Foreclosure Process in Pennsylvania
Understanding the foreclosure process in Pennsylvania is important for navigating your home foreclosure.
Before we examine foreclosure it’s important too…
Understanding the Foreclosure Process in Pennsylvania
What is foreclosure anyway?
Foreclosure is the legal process that lenders use to take back property securing a loan, generally, after the borrower stops making payments.
Foreclosure is no fun. But know that it’s not the end of the world.
When you know how foreclosure in Pennsylvania works… it arms you with the knowledge to make sure you navigate it well and come out the other end as well as possible.
The Basic Stages of a Foreclosure
There are a few stages that are important to any foreclosure process.
Foreclosure works differently in different states around the country.
The two ways different states use to foreclose upon a property are judicial sale or power of sale.
Connect with us by calling [215-359-6090] or through our contact page to have us walk you through the specific foreclosure process here locally in Pennsylvania!
In either scenario, foreclosure typically doesn’t go to court until 3-to 6 months of missed payments have elapsed. Usually (but not always), a lender will send out many notices that you are in arrears – overdue or behind in your income.
Under Judicial Foreclosure:
- Your mortgage lender must file suit in the court system.
- You’ll get a letter from the court demanding payment.
- Assuming the loan is valid, you’ll have 30 days to bring payment to court to avoid foreclosure (and sometimes that can be extended).
- If you don’t pay during the payment period, a judgment will be entered, and the lender can request the sale of your property – usually through an auction.
- Once the property is sold, the sheriff receives an eviction notice and forces you to vacate the property immediately.
Under Power of Sale (or Non-Judicial Foreclosure):
- The mortgage lender serves you with papers demanding payment, and the courts are not required – although the process may be subject to judicial review.
- After the established waiting period has elapsed, a deed of trust is drawn up, and control of your property is transferred to a trustee.
- The trustee can then “sell my house” to the lender at a public auction (notice must be given).
Anyone interested in the property must be notified during either type of foreclosure.
For example, any contractors or banks with liens against a foreclosed property are entitled to collect from the proceedings of an auction.
What Happens After a Foreclosure Auction?
After a foreclosure is complete, the loan amount is paid off with the sale proceeds.
Sometimes, if the property sale at auction isn’t enough to pay off the loan, a deficiency judgment can be issued against the borrower.
A deficiency judgment is where the bank gets a judgment against you, the borrower, for the remaining funds owed to the bank on the loan amount after the foreclosure sale.
Some states limit the amount owed in a deficiency judgment to the fair value of the property at the time of sale, while other states will allow the total loan amount to be assessed against the borrower.
Here’s a great resource that lists state-by-state deficiency judgment laws since every state is different.
Generally, it’s best to avoid a foreclosure auction.

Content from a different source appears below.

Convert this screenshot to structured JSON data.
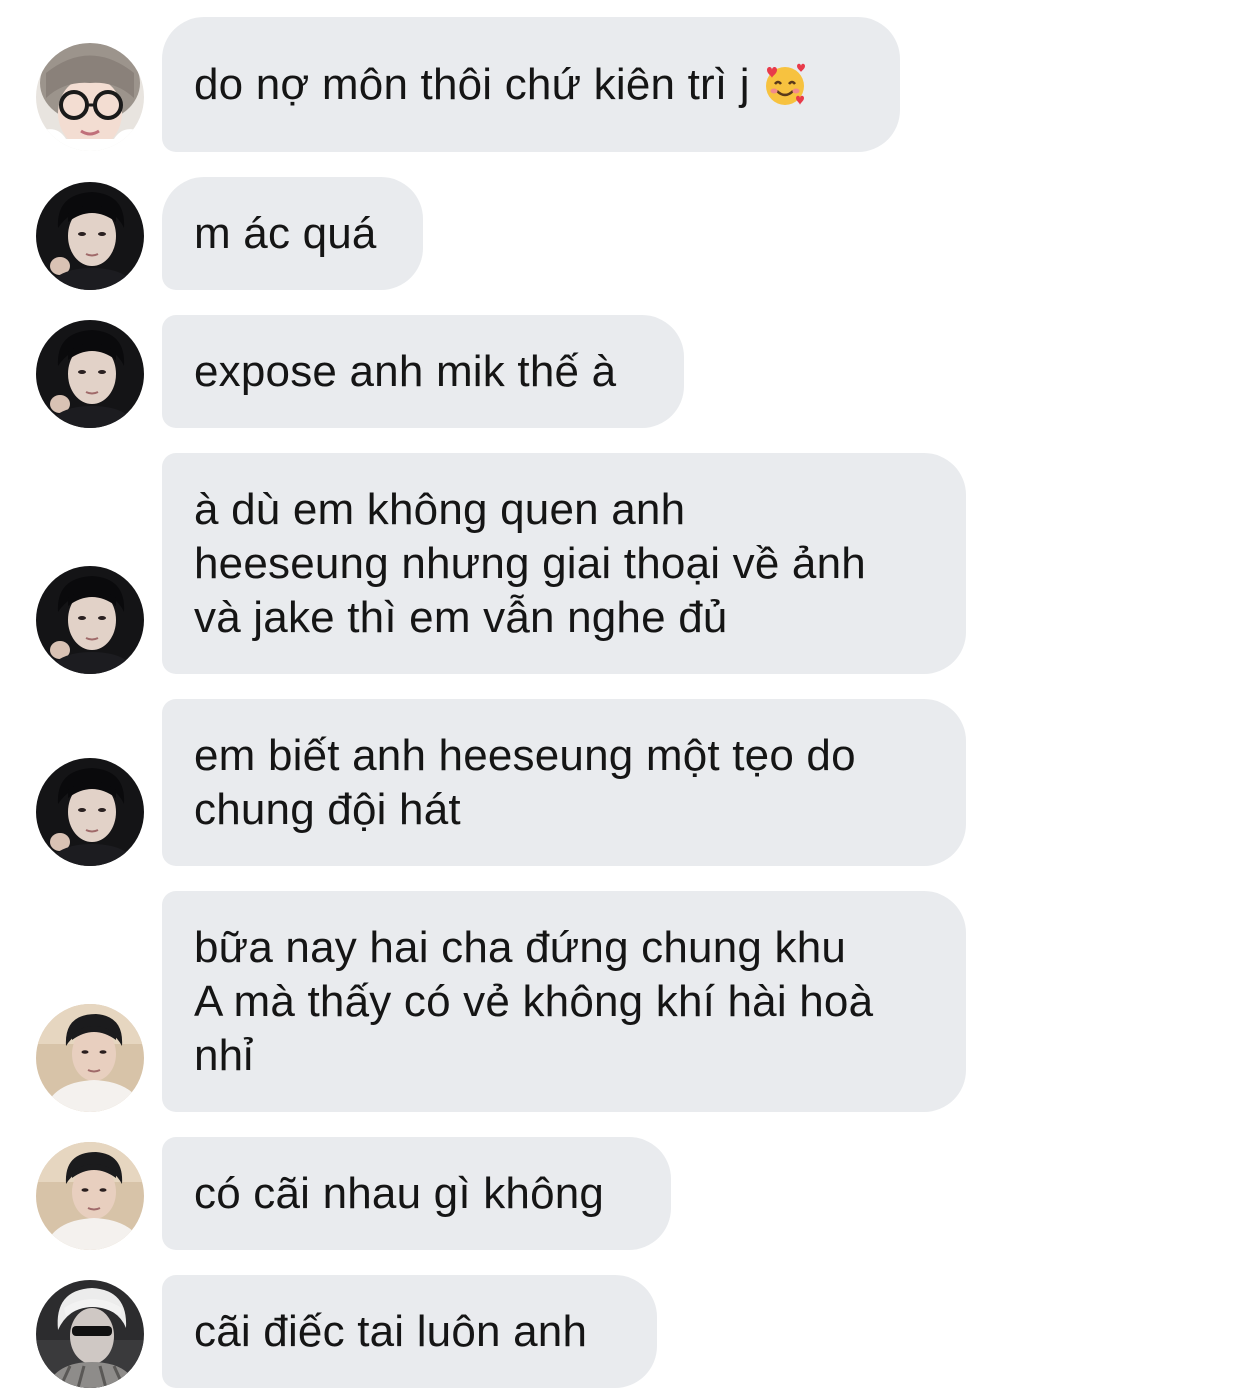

Instead, call up the bank, or work with reputable real estate agencies like us at [Buying Property 215] to help you negotiate discounts off the amount owed to avoid carrying out a foreclosure process.
Experienced cash home buyers can help you by negotiating directly with banks to lower the amount you owe in a sale – or even eliminate it, even if your home is worth less than you owe.
If you require assistance selling a house as in PA, we can help you.
We buy houses in Pennsylvania like yours from people who need to sell house fast.
Give us a call anytime [215-359-6090] or
fill out this form on our website today!
Another Foreclosure Resource for Pennsylvania Homeowners: